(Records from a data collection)
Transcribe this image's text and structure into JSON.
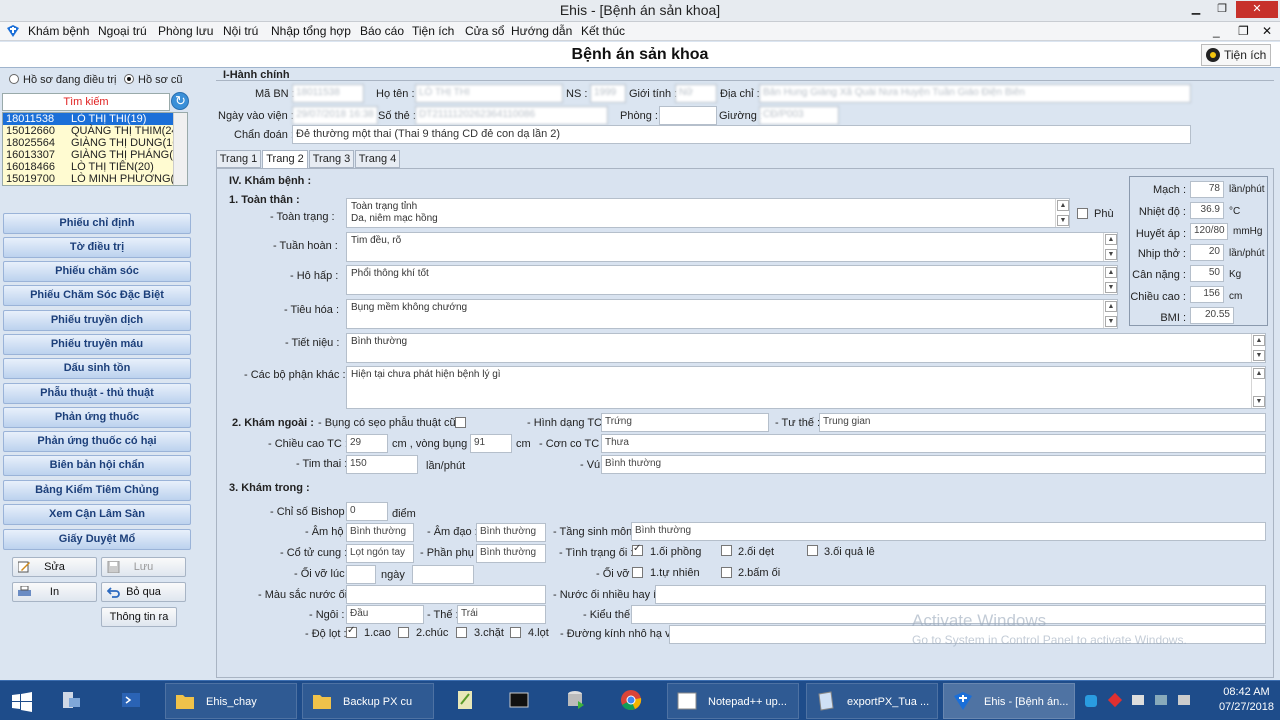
{
  "window": {
    "title": "Ehis - [Bệnh án sản khoa]",
    "controls": [
      "▁",
      "❐",
      "✕"
    ],
    "inner_controls": [
      "_",
      "❐",
      "✕"
    ]
  },
  "menu": [
    "Khám bệnh",
    "Ngoại trú",
    "Phòng lưu",
    "Nội trú",
    "Nhập tổng hợp",
    "Báo cáo",
    "Tiện ích",
    "Cửa sổ",
    "Hướng dẫn",
    "Kết thúc"
  ],
  "page_title": "Bệnh án sản khoa",
  "tienich_label": "Tiện ích",
  "left": {
    "radio1": "Hồ sơ đang điều trị",
    "radio2": "Hồ sơ cũ",
    "search_label": "Tìm kiếm",
    "patients": [
      [
        "18011538",
        "LÒ THỊ THI(19)"
      ],
      [
        "15012660",
        "QUÀNG THỊ THIM(24)"
      ],
      [
        "18025564",
        "GIÀNG THỊ DUNG(16)"
      ],
      [
        "16013307",
        "GIÀNG THỊ PHÁNG(19)"
      ],
      [
        "16018466",
        "LÒ THỊ TIÊN(20)"
      ],
      [
        "15019700",
        "LÒ MINH PHƯƠNG(18)"
      ]
    ],
    "nav": [
      "Phiếu chỉ định",
      "Tờ điều trị",
      "Phiếu chăm sóc",
      "Phiếu Chăm Sóc Đặc Biệt",
      "Phiếu truyền dịch",
      "Phiếu truyền máu",
      "Dấu sinh tồn",
      "Phẫu thuật - thủ thuật",
      "Phản ứng thuốc",
      "Phản ứng thuốc có hại",
      "Biên bản hội chẩn",
      "Bảng Kiểm Tiêm Chủng",
      "Xem Cận Lâm Sàn",
      "Giấy Duyệt Mổ"
    ],
    "sua": "Sửa",
    "luu": "Lưu",
    "in": "In",
    "boqua": "Bỏ qua",
    "thongtinra": "Thông tin ra"
  },
  "hanhchinh": {
    "title": "I-Hành chính",
    "maBN_label": "Mã BN :",
    "maBN": "18011538",
    "hoten_label": "Họ tên :",
    "hoten": "LÒ THỊ THI",
    "ns_label": "NS :",
    "ns": "1999",
    "gioitinh_label": "Giới tính :",
    "gioitinh": "Nữ",
    "diachi_label": "Địa chỉ :",
    "diachi": "Bản Hung Giàng Xã Quài Nưa Huyện Tuần Giáo Điện Biên",
    "ngayvao_label": "Ngày vào viện :",
    "ngayvao": "29/07/2018 16:38",
    "sothe_label": "Số thẻ :",
    "sothe": "DT2111120262364110086",
    "phong_label": "Phòng :",
    "phong": "",
    "giuong_label": "Giường :",
    "giuong": "CĐ/P003",
    "chandoan_label": "Chẩn đoán :",
    "chandoan": "Đẻ thường một thai (Thai 9 tháng CD đẻ con dạ lần 2)"
  },
  "tabs": [
    "Trang 1",
    "Trang 2",
    "Trang 3",
    "Trang 4"
  ],
  "kham": {
    "title": "IV. Khám bệnh :",
    "toanthan_title": "1. Toàn thân :",
    "toantrang_label": "- Toàn trạng :",
    "toantrang": "Toàn trạng tỉnh\nDa, niêm mạc hồng",
    "phu_label": "Phù",
    "tuanhoan_label": "- Tuần hoàn :",
    "tuanhoan": "Tim đều, rõ",
    "hohap_label": "- Hô hấp :",
    "hohap": "Phổi thông khí tốt",
    "tieuhoa_label": "- Tiêu hóa :",
    "tieuhoa": "Bụng mềm không chướng",
    "tietnieu_label": "- Tiết niệu :",
    "tietnieu": "Bình thường",
    "cacbophan_label": "- Các bộ phận khác :",
    "cacbophan": "Hiện tại chưa phát hiện bệnh lý gì"
  },
  "vitals": [
    {
      "label": "Mạch :",
      "value": "78",
      "unit": "lần/phút"
    },
    {
      "label": "Nhiệt độ :",
      "value": "36.9",
      "unit": "°C"
    },
    {
      "label": "Huyết áp :",
      "value": "120/80",
      "unit": "mmHg"
    },
    {
      "label": "Nhịp thở :",
      "value": "20",
      "unit": "lần/phút"
    },
    {
      "label": "Cân nặng :",
      "value": "50",
      "unit": "Kg"
    },
    {
      "label": "Chiều cao :",
      "value": "156",
      "unit": "cm"
    },
    {
      "label": "BMI :",
      "value": "20.55",
      "unit": ""
    }
  ],
  "khamngoai": {
    "title": "2. Khám ngoài :",
    "sepmo_label": "- Bụng có sẹo phẫu thuật cũ :",
    "hinhdang_label": "- Hình dạng TC :",
    "hinhdang": "Trứng",
    "tuthe_label": "- Tư thế :",
    "tuthe": "Trung gian",
    "chieucao_label": "- Chiều cao TC :",
    "chieucao": "29",
    "cm1": "cm , vòng bụng :",
    "vongbung": "91",
    "cm2": "cm",
    "conco_label": "- Cơn co TC :",
    "conco": "Thưa",
    "timthai_label": "- Tim thai :",
    "timthai": "150",
    "timthai_unit": "lần/phút",
    "vu_label": "- Vú :",
    "vu": "Bình thường"
  },
  "khamtrong": {
    "title": "3. Khám trong :",
    "bishop_label": "- Chỉ số Bishop :",
    "bishop": "0",
    "diem": "điểm",
    "amho_label": "- Âm hộ :",
    "amho": "Bình thường",
    "amdao_label": "- Âm đạo :",
    "amdao": "Bình thường",
    "tangsinh_label": "- Tầng sinh môn :",
    "tangsinh": "Bình thường",
    "cotucung_label": "- Cổ tử cung :",
    "cotucung": "Lọt ngón tay",
    "phanphu_label": "- Phần phụ :",
    "phanphu": "Bình thường",
    "tinhtrangoi_label": "- Tình trạng ối :",
    "oi1": "1.ối phồng",
    "oi2": "2.ối dẹt",
    "oi3": "3.ối quả lê",
    "oivo_luc_label": "- Ối vỡ lúc :",
    "ngay": "ngày",
    "oivo_label": "- Ối vỡ :",
    "ov1": "1.tự nhiên",
    "ov2": "2.bấm ối",
    "mausac_label": "- Màu sắc nước ối :",
    "nuocoi_label": "- Nước ối nhiều hay ít :",
    "ngoi_label": "- Ngôi :",
    "ngoi": "Đầu",
    "the_label": "- Thế :",
    "the": "Trái",
    "kieuthe_label": "- Kiểu thế :",
    "dolot_label": "- Độ lọt :",
    "dl1": "1.cao",
    "dl2": "2.chúc",
    "dl3": "3.chặt",
    "dl4": "4.lọt",
    "duongkinh_label": "- Đường kính nhô hạ vệ :"
  },
  "watermark": {
    "line1": "Activate Windows",
    "line2": "Go to System in Control Panel to activate Windows."
  },
  "taskbar": {
    "items": [
      "Ehis_chay",
      "Backup PX cu",
      "Notepad++ up...",
      "exportPX_Tua ...",
      "Ehis - [Bệnh án..."
    ],
    "time": "08:42 AM",
    "date": "07/27/2018"
  }
}
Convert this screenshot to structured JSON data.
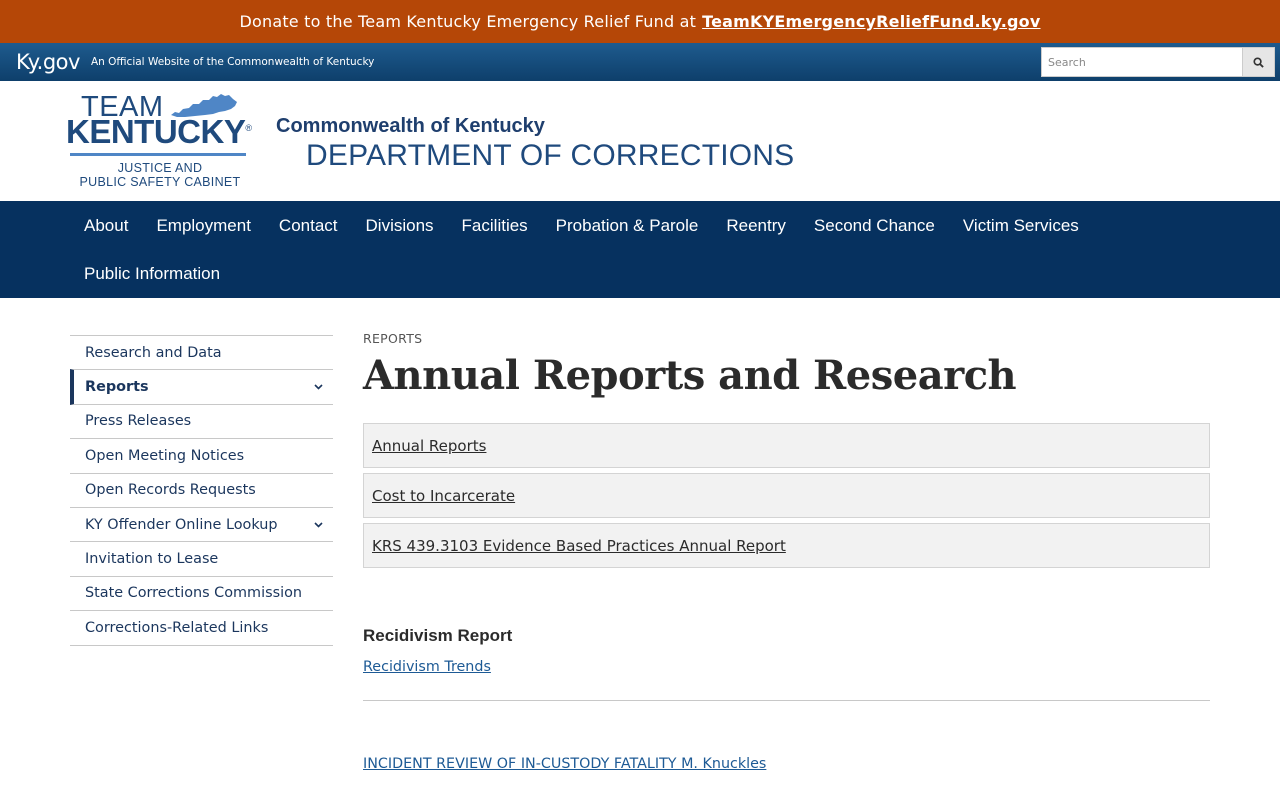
{
  "donate": {
    "text": "Donate to the Team Kentucky Emergency Relief Fund at",
    "link": "TeamKYEmergencyReliefFund.ky.gov"
  },
  "kygov": {
    "logo": "Ky.gov",
    "tagline": "An Official Website of the Commonwealth of Kentucky",
    "search_placeholder": "Search",
    "search_icon": "magnifier-icon"
  },
  "header": {
    "logo_team": "TEAM",
    "logo_kentucky": "KENTUCKY",
    "logo_registered": "®",
    "logo_cabinet_line1": "JUSTICE AND",
    "logo_cabinet_line2": "PUBLIC SAFETY CABINET",
    "commonwealth": "Commonwealth of Kentucky",
    "department": "DEPARTMENT OF CORRECTIONS"
  },
  "nav": {
    "items": [
      "About",
      "Employment",
      "Contact",
      "Divisions",
      "Facilities",
      "Probation & Parole",
      "Reentry",
      "Second Chance",
      "Victim Services",
      "Public Information"
    ]
  },
  "sidenav": {
    "items": [
      {
        "label": "Research and Data"
      },
      {
        "label": "Reports",
        "active": true,
        "expandable": true
      },
      {
        "label": "Press Releases"
      },
      {
        "label": "Open Meeting Notices"
      },
      {
        "label": "Open Records Requests"
      },
      {
        "label": "KY Offender Online Lookup",
        "expandable": true
      },
      {
        "label": "Invitation to Lease"
      },
      {
        "label": "State Corrections Commission"
      },
      {
        "label": "Corrections-Related Links"
      }
    ]
  },
  "main": {
    "kicker": "REPORTS",
    "title": "Annual Reports and Research",
    "report_links": [
      "Annual Reports",
      "Cost to Incarcerate",
      "KRS 439.3103 Evidence Based Practices Annual Report"
    ],
    "recidivism_heading": "Recidivism Report",
    "recidivism_link": "Recidivism Trends",
    "incident_link": "INCIDENT REVIEW OF IN-CUSTODY FATALITY M. Knuckles"
  },
  "colors": {
    "donate_bg": "#b54707",
    "nav_bg": "#06315f",
    "brand_blue": "#1f4a7d",
    "link_blue": "#1d5a95"
  }
}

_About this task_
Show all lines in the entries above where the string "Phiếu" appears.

_Exercise answer_
      "Phiếu chỉ định",
      "Phiếu chăm sóc",
      "Phiếu Chăm Sóc Đặc Biệt",
      "Phiếu truyền dịch",
      "Phiếu truyền máu",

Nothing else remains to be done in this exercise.